“The thought that an international organisation could mark the establishment of one of its member states as a catastrophe or disaster is both appalling and repulsive,” wrote Israel’s UN Ambassador Gilad Erdan when asking UN diplomats to refrain from attending the unprecedented UN General Assembly’s commemoration of the 1948 Nakba. Truth be told, the most repulsive action was the UN’s acceptance of the Israeli settler-colonial enterprise as a member state in 1948, at the expense of the ethnically-cleansed Palestinian population whose land was (and continues to be) usurped, and whose legitimate return to their land was a still unfulfilled condition of Israel’s UN membership.
The Nakba commemoration, while significant, pales in comparison with the UN’s complicity in allowing Israel to thrive. How, we might ask, can the UN avail itself of Palestinian historical memory for a commemoration, when it fails to refer to it in terms of the Palestinian people’s political rights, or the legitimate right to resist Israel’s military occupation by all means?
“This is an occasion to highlight that the noble goals of justice and peace, require recognising the reality and history of the Palestinian people’s plight and ensuring the fulfilment of their inalienable rights,” the UN’s website stated, without the slightest discomfort at knowing that the international organisation ensures the complete opposite.
Yet the commemoration, despite the hypocrisy prevalent in its hosts, was enough to make Israel panic, exposing its paranoia that enough awareness might be raised about the fact that the Palestinian people are suffering a decades-long political wrong that is actually reversible. All it would take would be enough political opposition to the status quo of normalising the settler-colonial state and backing the moribund two-state compromise.

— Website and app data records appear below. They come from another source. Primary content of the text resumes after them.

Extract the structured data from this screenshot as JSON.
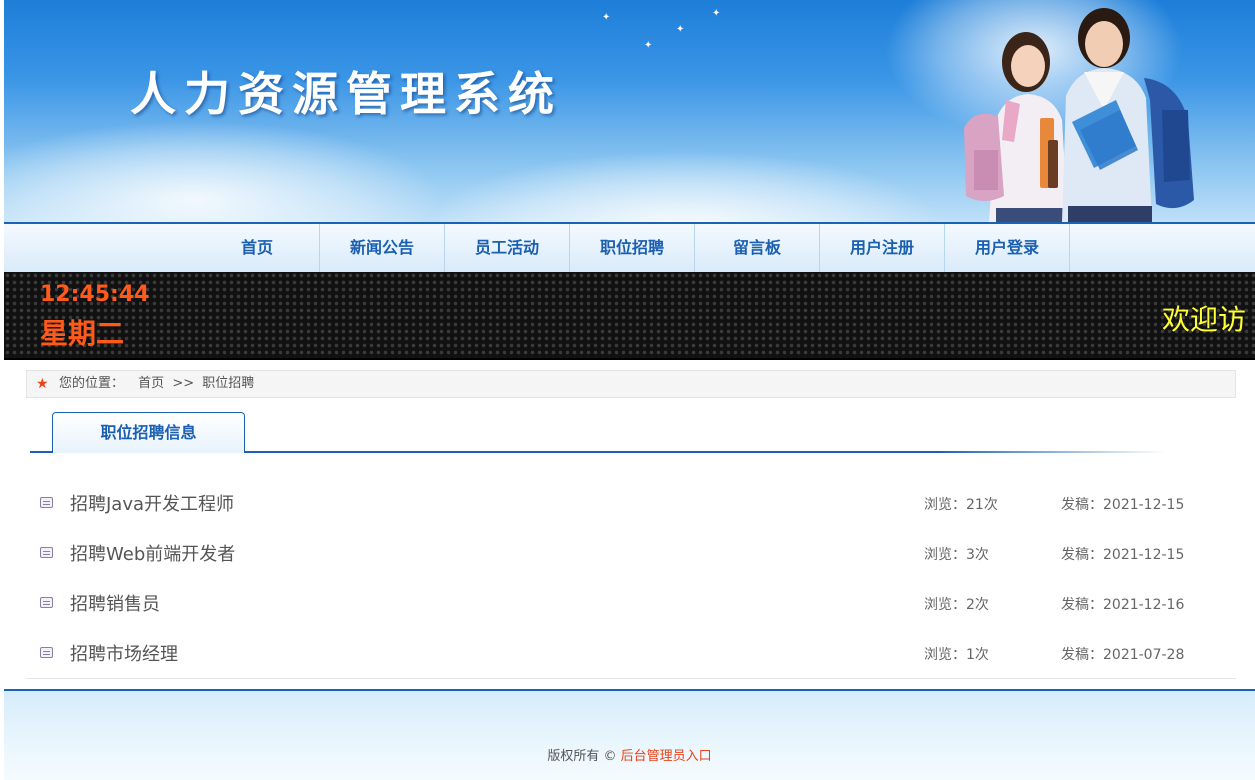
{
  "header": {
    "title": "人力资源管理系统"
  },
  "nav": {
    "items": [
      {
        "label": "首页"
      },
      {
        "label": "新闻公告"
      },
      {
        "label": "员工活动"
      },
      {
        "label": "职位招聘"
      },
      {
        "label": "留言板"
      },
      {
        "label": "用户注册"
      },
      {
        "label": "用户登录"
      }
    ]
  },
  "ticker": {
    "time": "12:45:44",
    "day": "星期二",
    "message": "欢迎访"
  },
  "breadcrumb": {
    "prefix": "您的位置：",
    "home": "首页",
    "separator": ">>",
    "current": "职位招聘"
  },
  "tab": {
    "label": "职位招聘信息"
  },
  "jobs": [
    {
      "title": "招聘Java开发工程师",
      "views": "浏览：21次",
      "date": "发稿：2021-12-15"
    },
    {
      "title": "招聘Web前端开发者",
      "views": "浏览：3次",
      "date": "发稿：2021-12-15"
    },
    {
      "title": "招聘销售员",
      "views": "浏览：2次",
      "date": "发稿：2021-12-16"
    },
    {
      "title": "招聘市场经理",
      "views": "浏览：1次",
      "date": "发稿：2021-07-28"
    }
  ],
  "footer": {
    "copyright": "版权所有 ©",
    "admin_link": "后台管理员入口"
  },
  "colors": {
    "brand_blue": "#1a62b5",
    "accent_orange": "#e8431a",
    "led_orange": "#ff5a1a",
    "led_yellow": "#ffff33"
  },
  "icons": {
    "breadcrumb": "star-icon",
    "job_row": "document-icon"
  }
}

According to the Times of Israel, 32 countries stated they would boycott the event, ten of which were EU members. The diplomatic clout that Israel wields at an international level is considerable; not only did a number of countries heed Erdan’s plea, but he also managed to convince some countries of a non-existent pro-Palestinian narrative at the UN. The organisation’s narrative on Palestine is both erroneous and totally pro-Israel. That the US, the UK and Canada would boycott the event was predictable; both the US and Canada are settler-colonial states themselves, and Britain is a former colonial power, so their allegiance to the apartheid state is strong. Moreover, the lack of any condemnation of Israel as a colonial entity depriving Palestinians of their land boosted the normalisation of colonialism and settler-colonial violence.
This means that the significance which such an exhibition could have inspired was lost as a result of the UN’s own complicity in giving Israel’s false narrative some credibility. A single commemoration of the Nakba cannot compete with decades of colonial support. It must be remembered that the UN relies heavily on symbolism and has coerced Palestinians into the same narrative. However, Palestinians’ collective memory is not symbolic, it is a lived reality, which the UN prefers to ignore.
And yet, Israel still feels threatened at the thought of its atrocities being exposed. While Erdan made a lot of fuss over the UN’s symbolic Nakba event, the truth is that Israel is reluctant for any exposure of Nakba-related memory. The reluctance to release its own archives to academic scrutiny is a case in point. What the UN event brought to the fore is that Israel will continue to have a hard time concealing the violence of its creation on usurped land in Palestine, despite the unwillingness of the international community to end the state’s colonialism and violence.
The views expressed in this article belong to the author and do not necessarily reflect the editorial policy of Middle East Monitor.